Assigned task: Drop the pictures, then repeat every record exactly as it stands.

Extracted data:
════

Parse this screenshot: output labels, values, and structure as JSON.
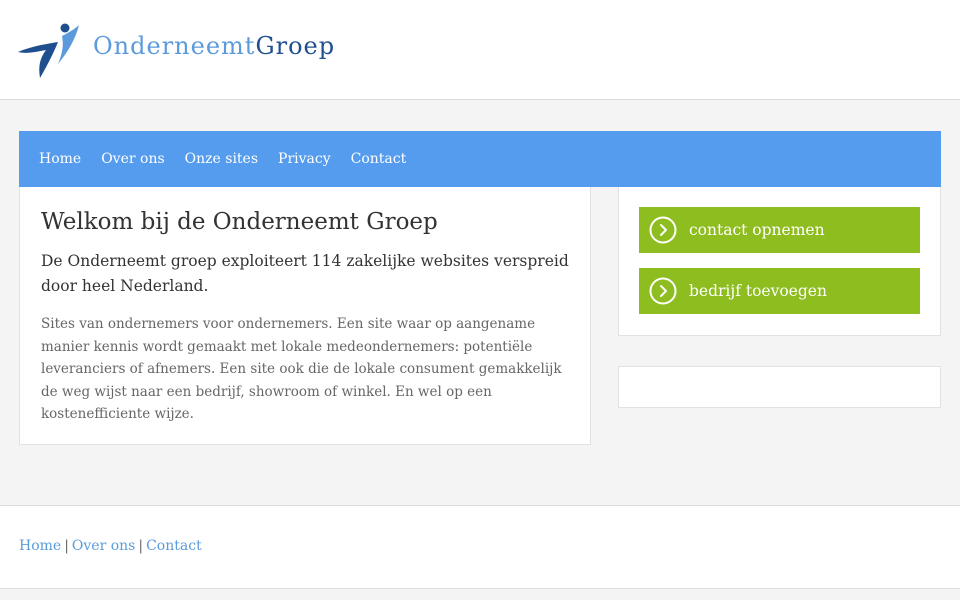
{
  "header": {
    "logo_light": "Onderneemt",
    "logo_dark": "Groep",
    "logo_icon": "figure-logo-icon"
  },
  "nav": {
    "items": [
      {
        "label": "Home"
      },
      {
        "label": "Over ons"
      },
      {
        "label": "Onze sites"
      },
      {
        "label": "Privacy"
      },
      {
        "label": "Contact"
      }
    ]
  },
  "main": {
    "title": "Welkom bij de Onderneemt Groep",
    "lead": "De Onderneemt groep exploiteert 114 zakelijke websites verspreid door heel Nederland.",
    "body": "Sites van ondernemers voor ondernemers. Een site waar op aangename manier kennis wordt gemaakt met lokale medeondernemers: potentiële leveranciers of afnemers. Een site ook die de lokale consument gemakkelijk de weg wijst naar een bedrijf, showroom of winkel. En wel op een kostenefficiente wijze."
  },
  "sidebar": {
    "buttons": [
      {
        "label": "contact opnemen",
        "icon": "play-circle-icon"
      },
      {
        "label": "bedrijf toevoegen",
        "icon": "play-circle-icon"
      }
    ]
  },
  "footer": {
    "links": [
      {
        "label": "Home"
      },
      {
        "label": "Over ons"
      },
      {
        "label": "Contact"
      }
    ],
    "separator": "|"
  },
  "colors": {
    "nav_bg": "#559cee",
    "cta_bg": "#8dbd1e",
    "logo_light": "#5b9bdc",
    "logo_dark": "#1f4f8f",
    "link": "#5b9bdc"
  }
}
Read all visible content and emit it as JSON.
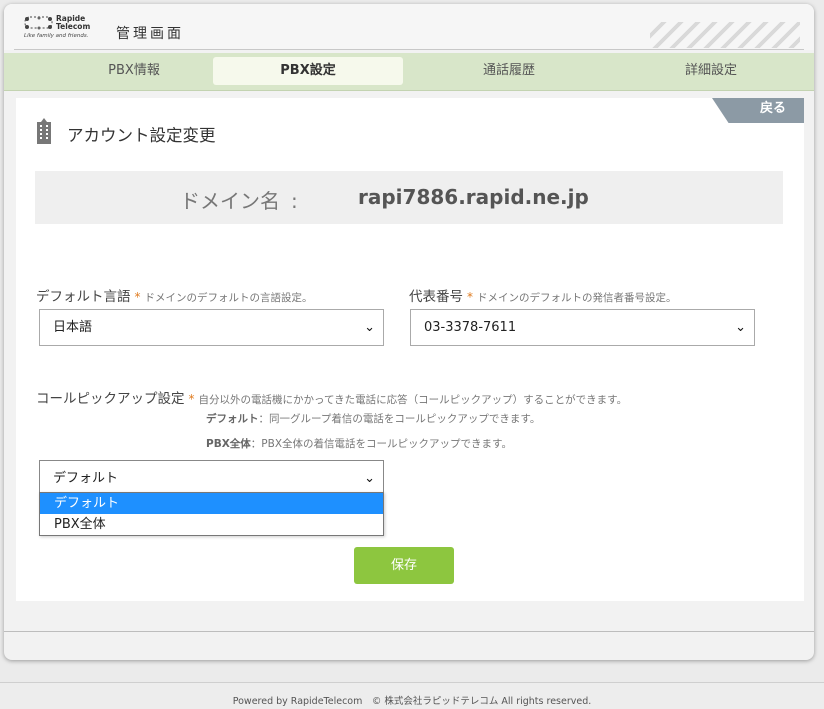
{
  "header": {
    "logo_name_line1": "Rapide",
    "logo_name_line2": "Telecom",
    "logo_tagline": "Like family and friends.",
    "app_title": "管理画面"
  },
  "tabs": [
    {
      "label": "PBX情報",
      "active": false
    },
    {
      "label": "PBX設定",
      "active": true
    },
    {
      "label": "通話履歴",
      "active": false
    },
    {
      "label": "詳細設定",
      "active": false
    }
  ],
  "page": {
    "back_label": "戻る",
    "title": "アカウント設定変更"
  },
  "domain": {
    "label": "ドメイン名",
    "colon": ":",
    "value": "rapi7886.rapid.ne.jp"
  },
  "fields": {
    "language": {
      "label": "デフォルト言語",
      "required_mark": "*",
      "hint": "ドメインのデフォルトの言語設定。",
      "value": "日本語"
    },
    "main_number": {
      "label": "代表番号",
      "required_mark": "*",
      "hint": "ドメインのデフォルトの発信者番号設定。",
      "value": "03-3378-7611"
    },
    "pickup": {
      "label": "コールピックアップ設定",
      "required_mark": "*",
      "hint": "自分以外の電話機にかかってきた電話に応答（コールピックアップ）することができます。",
      "desc1_term": "デフォルト",
      "desc1_text": "：同一グループ着信の電話をコールピックアップできます。",
      "desc2_term": "PBX全体",
      "desc2_text": "：PBX全体の着信電話をコールピックアップできます。",
      "value": "デフォルト",
      "options": [
        "デフォルト",
        "PBX全体"
      ],
      "highlighted_option": "デフォルト"
    }
  },
  "save_label": "保存",
  "footer": {
    "copyright": "Powered by RapideTelecom　© 株式会社ラピッドテレコム All rights reserved."
  },
  "colors": {
    "tab_bar": "#d8e6c9",
    "save_button": "#8dc63f",
    "back_button": "#8c9aa5",
    "required": "#e07b1f",
    "option_highlight": "#1e90ff"
  },
  "icons": {
    "logo": "rapide-logo-icon",
    "heading": "building-icon",
    "select_arrow": "chevron-down-icon"
  }
}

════

Your response:
Parse this screenshot: output labels, values, and structure as JSON.
{
  "header": {
    "logo_light": "Onderneemt",
    "logo_dark": "Groep",
    "logo_icon": "figure-logo-icon"
  },
  "nav": {
    "items": [
      {
        "label": "Home"
      },
      {
        "label": "Over ons"
      },
      {
        "label": "Onze sites"
      },
      {
        "label": "Privacy"
      },
      {
        "label": "Contact"
      }
    ]
  },
  "main": {
    "title": "Welkom bij de Onderneemt Groep",
    "lead": "De Onderneemt groep exploiteert 114 zakelijke websites verspreid door heel Nederland.",
    "body": "Sites van ondernemers voor ondernemers. Een site waar op aangename manier kennis wordt gemaakt met lokale medeondernemers: potentiële leveranciers of afnemers. Een site ook die de lokale consument gemakkelijk de weg wijst naar een bedrijf, showroom of winkel. En wel op een kostenefficiente wijze."
  },
  "sidebar": {
    "buttons": [
      {
        "label": "contact opnemen",
        "icon": "play-circle-icon"
      },
      {
        "label": "bedrijf toevoegen",
        "icon": "play-circle-icon"
      }
    ]
  },
  "footer": {
    "links": [
      {
        "label": "Home"
      },
      {
        "label": "Over ons"
      },
      {
        "label": "Contact"
      }
    ],
    "separator": "|"
  },
  "colors": {
    "nav_bg": "#559cee",
    "cta_bg": "#8dbd1e",
    "logo_light": "#5b9bdc",
    "logo_dark": "#1f4f8f",
    "link": "#5b9bdc"
  }
}
Read all visible content and emit it as JSON.
{
  "header": {
    "logo_name_line1": "Rapide",
    "logo_name_line2": "Telecom",
    "logo_tagline": "Like family and friends.",
    "app_title": "管理画面"
  },
  "tabs": [
    {
      "label": "PBX情報",
      "active": false
    },
    {
      "label": "PBX設定",
      "active": true
    },
    {
      "label": "通話履歴",
      "active": false
    },
    {
      "label": "詳細設定",
      "active": false
    }
  ],
  "page": {
    "back_label": "戻る",
    "title": "アカウント設定変更"
  },
  "domain": {
    "label": "ドメイン名",
    "colon": ":",
    "value": "rapi7886.rapid.ne.jp"
  },
  "fields": {
    "language": {
      "label": "デフォルト言語",
      "required_mark": "*",
      "hint": "ドメインのデフォルトの言語設定。",
      "value": "日本語"
    },
    "main_number": {
      "label": "代表番号",
      "required_mark": "*",
      "hint": "ドメインのデフォルトの発信者番号設定。",
      "value": "03-3378-7611"
    },
    "pickup": {
      "label": "コールピックアップ設定",
      "required_mark": "*",
      "hint": "自分以外の電話機にかかってきた電話に応答（コールピックアップ）することができます。",
      "desc1_term": "デフォルト",
      "desc1_text": "：同一グループ着信の電話をコールピックアップできます。",
      "desc2_term": "PBX全体",
      "desc2_text": "：PBX全体の着信電話をコールピックアップできます。",
      "value": "デフォルト",
      "options": [
        "デフォルト",
        "PBX全体"
      ],
      "highlighted_option": "デフォルト"
    }
  },
  "save_label": "保存",
  "footer": {
    "copyright": "Powered by RapideTelecom　© 株式会社ラピッドテレコム All rights reserved."
  },
  "colors": {
    "tab_bar": "#d8e6c9",
    "save_button": "#8dc63f",
    "back_button": "#8c9aa5",
    "required": "#e07b1f",
    "option_highlight": "#1e90ff"
  },
  "icons": {
    "logo": "rapide-logo-icon",
    "heading": "building-icon",
    "select_arrow": "chevron-down-icon"
  }
}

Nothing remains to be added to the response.